  8. Hogging the Spotlight Dilemma. It’s not a spotlight! It’s a f’ing projector!  DO NOT STAND in the projector light.  It is super annoying. I mean it. You all do it.
  9. The Escape Artist This guy continuously scans the room, and never lands on one person for more than a second or so, which is about 4 words.  Are you talking to the audience or looking for an escape route in the event that things don’t go well?  TALK to people.  Pick someone.  Say something to that person – don’t look away in the middle of your sentence – FINISH IT.  Keep your sentences brief.

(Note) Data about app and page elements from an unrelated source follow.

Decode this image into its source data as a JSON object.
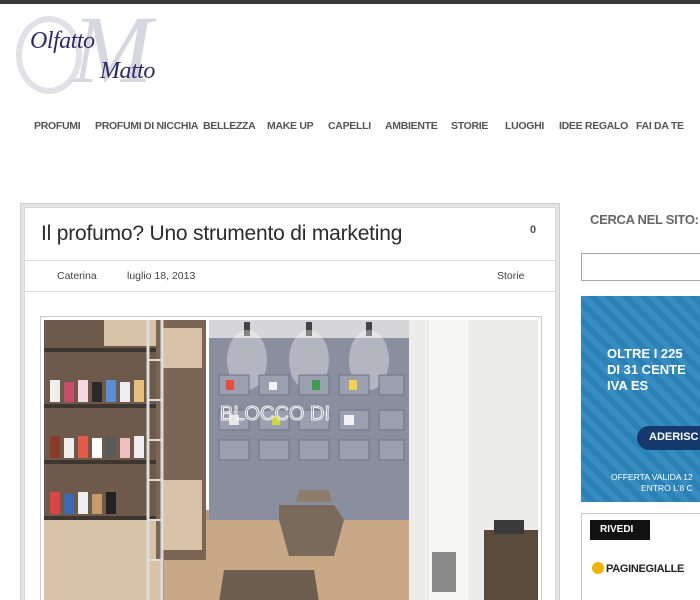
{
  "logo": {
    "line1": "Olfatto",
    "line2": "Matto"
  },
  "nav": [
    "PROFUMI",
    "PROFUMI DI NICCHIA",
    "BELLEZZA",
    "MAKE UP",
    "CAPELLI",
    "AMBIENTE",
    "STORIE",
    "LUOGHI",
    "IDEE REGALO",
    "FAI DA TE"
  ],
  "post": {
    "title": "Il profumo? Uno strumento di marketing",
    "comments": "0",
    "author": "Caterina",
    "date": "luglio 18, 2013",
    "category": "Storie",
    "photo_sign": "BLOCCO DI"
  },
  "sidebar": {
    "search_title": "CERCA NEL SITO:",
    "search_value": "",
    "ad1": {
      "line1": "OLTRE I 225",
      "line2": "DI 31 CENTE",
      "line3": "IVA ES",
      "cta": "ADERISC",
      "note1": "OFFERTA VALIDA 12",
      "note2": "ENTRO L'8 C"
    },
    "ad2": {
      "rivedi": "RIVEDI",
      "brand": "PAGINEGIALLE"
    }
  },
  "colors": {
    "ad_blue": "#2b86bd",
    "logo_ink": "#2c2a6a"
  }
}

  10. Instant dull – just add wet noodles. You think you are doing everything you think you need to do, so what additional “edge” can you bring to your speaking? Speak in short sentences. Speak with rhythm.  Speak with certainty.  If your spoken words have no rhythm, then you can’t set expectations, you can’t create suspense, and you won’t win your audience. Remember the “Rule of Three” and make use of doublets and triplets. Let your excitement about your topic show, engage the  audience!  For example, Winston Churchill once said “Never in the course of humanity has so much been owed by so many to so few.”  What if he’d said,  “A lot of people have done great things and we owe them a great debt” – this is not nearly so nice. Watch TED talks.  Those guys are usually great speakers.  Watch my YouTube channel (google scorellis, you will find it).  Some of the videos are old, and could be better, but taking the time to make all these videos has been great practice for public speaking. After all, what is public speaking?  It is a “How to.”
  11. I’m at the end of my speech, and I’ve asked if anyone has any questions, and nobody does. What should I do? Your mistake was that you ended a speech/ talk  with the cliché “questions and answers.”  Instead, tell the audience that you will take questions and then say, “But first, let me move to the closing point.”  Make your closing point one that will spark conversation.  This should be the final arrow in your quiver!  For example, summarize a couple of key points, and then say something like “So, now ?”  Don’t forget, You can ask questions too, but don’t ask questions you don’t know the answer to.  Make a list of questions you think the audience might have, and then ask them.   Conclude with a call to action, for example, “If you have any trouble after downloading my widget, shoot an email to easyToRemember@email.com.
  12. Failing to prepare properly  What is proper preparation is subjective. Recognize what you’ve done in the past when you were at your best. Sometimes, too much preparation will leave you coming across as a dry accountant type. The biggest mistake is not knowing the material, and having an audience that has not been prepared for the topic.
  13. Failing to recognize that speaking is an acquired skill. Effective executives learn how to present in the same way they learn to use other tools to operate their businesses. They practice and they take classes. They listen to advice.  They try, and try, and they try again.

Bonus Tip:

Be cognizant of the health of people in the room.  If someone appears to be experiencing some sort of attack, you should stop speaking and render your complete assistance to them.  If you see someone looks distressed, you can ask them how they are doing.  Don’t tell them why you are asking.  As you work the room, and are interacting with the group, a simple “How you doing?” will suffice.   YOU are in charge and everyone will look to you to ensure that the person is cared for.  The first thing is to always call 9-1-1, ensure that someone is doing this while you render whatever aid you can or ask the room if someone has any medical training.  Know how to recognize and treat shock, it’s simple and easy and can make a person more comfortable while help is on the way.